Although the probable cause standard of the Fourth Amendment need not be met, the officer conducting the search must have at least a reasonable suspicion of illegal activity. United States v. Daly, 493 F.2d 395 (5th Cir. 1974); United States v. Storm, 480 F.2d 701 (5th Cir. 1973); United States v. McDaniel, 463 F.2d 129 (5th Cir. 1972), cert. den. 413 U.S. 919, 93 S.Ct. 3046, 37 L.Ed.2d 1041 (1973); Morales v. United States, supra; Thomas v. United States, 372 F.2d 252 (5th Cir. 1967); Marsh v. United States, supra. In addition, the reasonable suspicion must be not merely of any violation, but of a Customs or Immigration violation. United States v. Storm, supra; United States v. McDaniel, supra. See, united States v. Solis, 469 F.2d 1113, 1114-1115, n. 2 (5th Cir. 1972), cert. den. 410 U.S 932, 93 S.Ct. 1375, 35 L.Ed.2d 594 (1973).


It is the government's burden to show the existence of reasonable suspicion of a Customs or Immigration violation. Marsh v. United States, supra. In this case, the record clearly demonstrates that the government has failed to bear its burden of showing any reasonable suspicion of criminal activity. Totally lacking from the record is any fact which might have given rise to a suspicion on the part of the officers of illegal activity. In United States v. Wilson, 492 F.2d 1160 (5th Cir. 1974), the government met this burden in a case involving a checkpoint very near the one involved here by showing that the defendants attempted to elude the Border Patrol. See also, Haerr v. United States, 240 F.2d 533 (5th Cir. 1957). This case contains no such evidence.


Finally, the government has totally failed to demonstrate any nexus with the border. In Almeida-Sanchez v. United States, supra, it was held that a border search could be conducted only at the border or the functional equivalent thereof. 413 U.S. at 272-273. This requirement is not applicable here, but some connection or contact with the border must be shown, even though the vehicle itself need not have crossed the border. United States v. Byrd, 494 F.2d 1284 (5th Cir. 1974); United States v. Bursey, 491 F.2d 531 (5th Cir. 1974); United States v. McKim, 487 F.2d 305 (5th Cir. 1973); United States v. Steinkoenig, 487 F.2d 225 (5th Cir. 1973); United States v. Storm, supra; Marsh v. United States, supra.

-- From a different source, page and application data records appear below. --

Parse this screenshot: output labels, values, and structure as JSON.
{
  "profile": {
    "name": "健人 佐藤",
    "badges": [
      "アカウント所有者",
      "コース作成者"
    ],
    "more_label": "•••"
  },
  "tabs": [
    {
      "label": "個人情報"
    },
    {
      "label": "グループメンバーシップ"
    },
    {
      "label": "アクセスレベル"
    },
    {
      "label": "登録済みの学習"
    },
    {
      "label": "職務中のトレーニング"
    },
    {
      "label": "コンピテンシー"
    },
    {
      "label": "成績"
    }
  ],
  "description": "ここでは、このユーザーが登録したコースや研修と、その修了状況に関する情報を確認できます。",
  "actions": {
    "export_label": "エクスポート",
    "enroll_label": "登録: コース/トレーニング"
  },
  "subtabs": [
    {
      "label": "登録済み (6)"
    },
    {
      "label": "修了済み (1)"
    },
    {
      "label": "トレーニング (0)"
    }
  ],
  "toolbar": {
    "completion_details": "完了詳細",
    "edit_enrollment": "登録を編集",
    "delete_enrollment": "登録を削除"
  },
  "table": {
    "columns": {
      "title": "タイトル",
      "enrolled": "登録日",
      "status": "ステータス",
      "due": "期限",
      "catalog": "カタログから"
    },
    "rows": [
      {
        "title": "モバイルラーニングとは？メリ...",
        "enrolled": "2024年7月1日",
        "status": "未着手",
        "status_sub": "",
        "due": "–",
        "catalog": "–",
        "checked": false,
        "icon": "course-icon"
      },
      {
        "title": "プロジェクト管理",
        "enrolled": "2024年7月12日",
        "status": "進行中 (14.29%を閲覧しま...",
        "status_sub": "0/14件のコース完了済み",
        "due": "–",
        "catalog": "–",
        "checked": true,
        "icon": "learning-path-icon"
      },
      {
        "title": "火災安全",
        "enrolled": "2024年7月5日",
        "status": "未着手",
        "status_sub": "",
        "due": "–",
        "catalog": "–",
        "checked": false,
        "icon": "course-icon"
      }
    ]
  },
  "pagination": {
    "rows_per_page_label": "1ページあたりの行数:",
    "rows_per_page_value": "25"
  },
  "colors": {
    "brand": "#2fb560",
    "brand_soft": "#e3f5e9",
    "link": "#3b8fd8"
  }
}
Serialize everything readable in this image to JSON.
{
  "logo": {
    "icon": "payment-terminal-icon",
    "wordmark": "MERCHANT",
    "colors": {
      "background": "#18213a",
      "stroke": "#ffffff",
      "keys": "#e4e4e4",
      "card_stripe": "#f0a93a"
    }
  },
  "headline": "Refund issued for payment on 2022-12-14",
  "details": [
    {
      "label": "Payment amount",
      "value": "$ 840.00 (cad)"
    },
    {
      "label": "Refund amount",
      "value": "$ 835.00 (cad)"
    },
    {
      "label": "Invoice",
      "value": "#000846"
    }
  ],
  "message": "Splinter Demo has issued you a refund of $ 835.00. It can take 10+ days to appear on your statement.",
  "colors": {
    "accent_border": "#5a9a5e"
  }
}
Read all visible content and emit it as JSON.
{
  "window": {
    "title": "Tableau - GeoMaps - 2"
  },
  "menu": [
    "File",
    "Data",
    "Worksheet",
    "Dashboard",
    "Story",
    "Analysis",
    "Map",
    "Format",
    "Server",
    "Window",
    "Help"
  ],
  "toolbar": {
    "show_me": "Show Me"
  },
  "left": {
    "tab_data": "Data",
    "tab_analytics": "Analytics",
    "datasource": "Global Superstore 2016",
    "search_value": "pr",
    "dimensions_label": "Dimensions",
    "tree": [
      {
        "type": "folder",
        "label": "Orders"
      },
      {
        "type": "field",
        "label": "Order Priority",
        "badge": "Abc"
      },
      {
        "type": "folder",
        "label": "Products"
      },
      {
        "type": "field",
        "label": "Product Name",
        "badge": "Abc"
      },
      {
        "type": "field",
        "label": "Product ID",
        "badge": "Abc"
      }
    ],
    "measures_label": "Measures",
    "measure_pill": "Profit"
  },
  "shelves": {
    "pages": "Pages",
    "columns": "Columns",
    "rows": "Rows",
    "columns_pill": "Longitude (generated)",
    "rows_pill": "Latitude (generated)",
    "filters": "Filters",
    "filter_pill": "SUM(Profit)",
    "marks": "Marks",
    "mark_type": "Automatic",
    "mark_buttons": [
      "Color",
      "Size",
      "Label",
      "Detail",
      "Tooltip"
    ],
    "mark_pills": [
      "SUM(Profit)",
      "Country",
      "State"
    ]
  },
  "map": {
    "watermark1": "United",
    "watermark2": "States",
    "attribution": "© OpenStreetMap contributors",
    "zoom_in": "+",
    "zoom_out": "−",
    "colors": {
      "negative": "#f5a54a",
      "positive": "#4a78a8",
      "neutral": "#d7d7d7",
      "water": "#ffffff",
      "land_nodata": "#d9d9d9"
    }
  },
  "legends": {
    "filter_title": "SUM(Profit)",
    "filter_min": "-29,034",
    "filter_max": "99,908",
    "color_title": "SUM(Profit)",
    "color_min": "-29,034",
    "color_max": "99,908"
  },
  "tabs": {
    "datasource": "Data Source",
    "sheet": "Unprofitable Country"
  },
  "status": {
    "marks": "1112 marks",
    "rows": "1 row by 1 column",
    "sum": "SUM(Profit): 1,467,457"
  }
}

The government cannot fulfill its burden of demonstrating a nexus with the border merely by showing that many violations occur in the vicinity of the search. As this court held more than a year before Almeida-Sanchez, 'proximity to the frontier does not automatically place a 100-mile strip of citizenry within a deconstitutionalized zone, with its attendant de-escalation of Fourth Amendment requirements.' United States v. McDaniel, supra, at 132-133.

view counter

Therefore, because the government has failed to meet its burden of showing a valid border search even under pre-Almeida-Sanchez standards, we conclude that the judgment of the district court must be